For eight years our Congress has been aware of the need to fix our estate tax problems and for eight years nothing was done. You see, President George W. Bush wanted to eliminate estate tax for good. The best he could do was law that did eliminate estate tax by 2010, because he did not have enough votes to make it permanent. However, even with a Republican controlled Senate and House during his last term, he was unable to make elimination permanent. So, under Bush’s law, estate tax is eliminated in 2010 – but that law expires at the end of the year resurrecting the law that preceded Bush’s in 2011. In other words, estate taxes will apply to significantly more estates in the year 2011.
It should be noted that President Obama is on record supporting a continuation of the tax with the elevated exclusions we currently enjoy under Bush’s law. In 2009, a person was allowed to pass up to $3,500,000 before taxes were applied. This is the figure Obama wants to maintain.
If nothing happens, there is no estate tax for 2010 but in 2011 the exclusion amount will be reduced to only $1,000,000. Keep in mind that in determining estate tax all assets are included including proceeds on life insurance. This reduction will amount to a significant number of estates being subject to the tax. In addition, while there will be no estate tax in 2010, the ability to pass property at its stepped-up value will be reduced.
Now, all of the gurus and experts I have read or listened to still believe that President Obama and Congress will permanently establish the exclusion at $3,500,000. They argue that estate tax returns are not actually due for nine months and therefore the government has nine months to pass a new tax law retroactive to January 1. Everyone agrees this will happen. But then again, everyone also agreed a year ago that we would have a new law by now.

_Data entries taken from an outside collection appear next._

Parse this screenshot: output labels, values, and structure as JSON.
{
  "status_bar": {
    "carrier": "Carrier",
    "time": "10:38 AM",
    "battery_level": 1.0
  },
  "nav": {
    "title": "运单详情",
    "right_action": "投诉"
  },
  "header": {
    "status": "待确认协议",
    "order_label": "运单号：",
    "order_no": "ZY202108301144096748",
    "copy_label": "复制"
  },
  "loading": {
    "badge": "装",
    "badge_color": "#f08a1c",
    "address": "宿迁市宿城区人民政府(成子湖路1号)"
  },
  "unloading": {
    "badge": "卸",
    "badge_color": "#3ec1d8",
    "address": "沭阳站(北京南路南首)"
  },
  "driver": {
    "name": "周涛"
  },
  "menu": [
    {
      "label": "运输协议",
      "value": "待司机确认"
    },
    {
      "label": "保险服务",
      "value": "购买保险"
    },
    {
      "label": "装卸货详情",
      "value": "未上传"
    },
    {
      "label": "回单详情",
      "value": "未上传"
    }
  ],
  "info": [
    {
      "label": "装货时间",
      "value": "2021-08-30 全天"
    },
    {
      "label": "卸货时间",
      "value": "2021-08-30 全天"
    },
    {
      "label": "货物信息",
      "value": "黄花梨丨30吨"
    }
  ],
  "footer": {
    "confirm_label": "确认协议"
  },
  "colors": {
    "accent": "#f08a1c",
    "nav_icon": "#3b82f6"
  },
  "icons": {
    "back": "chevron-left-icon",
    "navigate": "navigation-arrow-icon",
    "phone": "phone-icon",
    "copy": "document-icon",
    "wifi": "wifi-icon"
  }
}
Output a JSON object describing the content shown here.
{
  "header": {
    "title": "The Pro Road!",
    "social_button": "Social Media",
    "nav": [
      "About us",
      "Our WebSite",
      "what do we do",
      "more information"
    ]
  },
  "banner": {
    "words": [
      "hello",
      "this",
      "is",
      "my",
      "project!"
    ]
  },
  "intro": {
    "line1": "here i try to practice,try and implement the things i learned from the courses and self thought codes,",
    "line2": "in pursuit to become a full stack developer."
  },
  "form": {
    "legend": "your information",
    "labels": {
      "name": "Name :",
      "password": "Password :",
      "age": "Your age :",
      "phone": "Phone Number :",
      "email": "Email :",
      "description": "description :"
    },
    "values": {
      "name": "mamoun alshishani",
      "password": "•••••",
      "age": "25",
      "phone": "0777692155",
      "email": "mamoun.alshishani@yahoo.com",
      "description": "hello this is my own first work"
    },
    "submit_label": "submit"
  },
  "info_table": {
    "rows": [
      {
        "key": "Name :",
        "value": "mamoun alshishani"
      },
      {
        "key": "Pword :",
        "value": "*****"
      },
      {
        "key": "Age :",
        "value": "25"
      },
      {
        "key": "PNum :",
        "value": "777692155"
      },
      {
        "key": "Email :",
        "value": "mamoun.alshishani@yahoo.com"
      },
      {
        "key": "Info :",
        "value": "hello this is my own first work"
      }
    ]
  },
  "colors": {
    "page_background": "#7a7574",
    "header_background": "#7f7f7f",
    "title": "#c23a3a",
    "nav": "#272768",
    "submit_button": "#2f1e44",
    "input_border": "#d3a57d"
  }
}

So, as it stands today, Bush’s law will expire at the end of 2010. This means there is no estate tax in 2010 but in 2011 any estate that has a value of over one million dollars will be taxed. Oh, and I almost forgot to mention that this law that will be resurrected has a maximum rate of 55%! (this is not a misprint – 55%) This is serious business for those estate that approach one million dollars.
This admittedly makes planning more difficult but at the same times make planning more important than ever.
[I promised to keep you up to date as soon as Congress did something. Keeping you informed that they did nothing was not what I had in mind. If and when Congress does act, I will let you know.]